» Given data
◇ ◇ ◇ ◇ ◇

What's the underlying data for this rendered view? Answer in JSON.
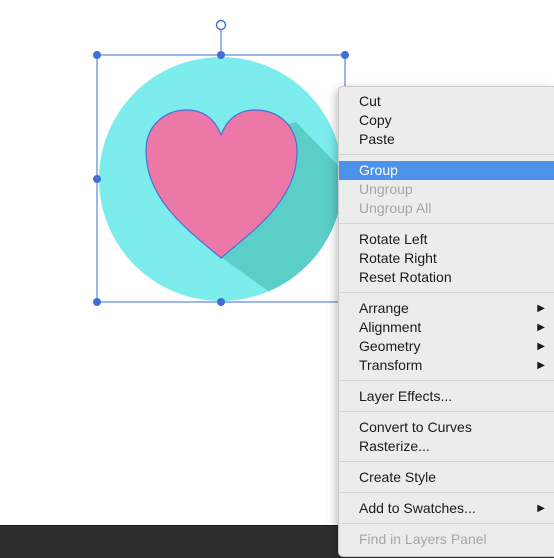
{
  "canvas": {
    "background": "#ffffff",
    "artwork": {
      "circle_color": "#7deced",
      "heart_color": "#ec78a7",
      "shadow_color": "#5ccec8",
      "outline_color": "#4a6fd8"
    },
    "selection": {
      "handle_color": "#3d6fd6"
    }
  },
  "context_menu": {
    "highlight_color": "#4a92ea",
    "groups": [
      [
        {
          "label": "Cut"
        },
        {
          "label": "Copy"
        },
        {
          "label": "Paste"
        }
      ],
      [
        {
          "label": "Group",
          "highlighted": true
        },
        {
          "label": "Ungroup",
          "disabled": true
        },
        {
          "label": "Ungroup All",
          "disabled": true
        }
      ],
      [
        {
          "label": "Rotate Left"
        },
        {
          "label": "Rotate Right"
        },
        {
          "label": "Reset Rotation"
        }
      ],
      [
        {
          "label": "Arrange",
          "submenu": true
        },
        {
          "label": "Alignment",
          "submenu": true
        },
        {
          "label": "Geometry",
          "submenu": true
        },
        {
          "label": "Transform",
          "submenu": true
        }
      ],
      [
        {
          "label": "Layer Effects..."
        }
      ],
      [
        {
          "label": "Convert to Curves"
        },
        {
          "label": "Rasterize..."
        }
      ],
      [
        {
          "label": "Create Style"
        }
      ],
      [
        {
          "label": "Add to Swatches...",
          "submenu": true
        }
      ],
      [
        {
          "label": "Find in Layers Panel",
          "disabled": true
        }
      ]
    ]
  }
}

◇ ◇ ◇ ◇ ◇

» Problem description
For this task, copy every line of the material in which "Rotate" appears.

» Task response
          "label": "Rotate Left"
          "label": "Rotate Right"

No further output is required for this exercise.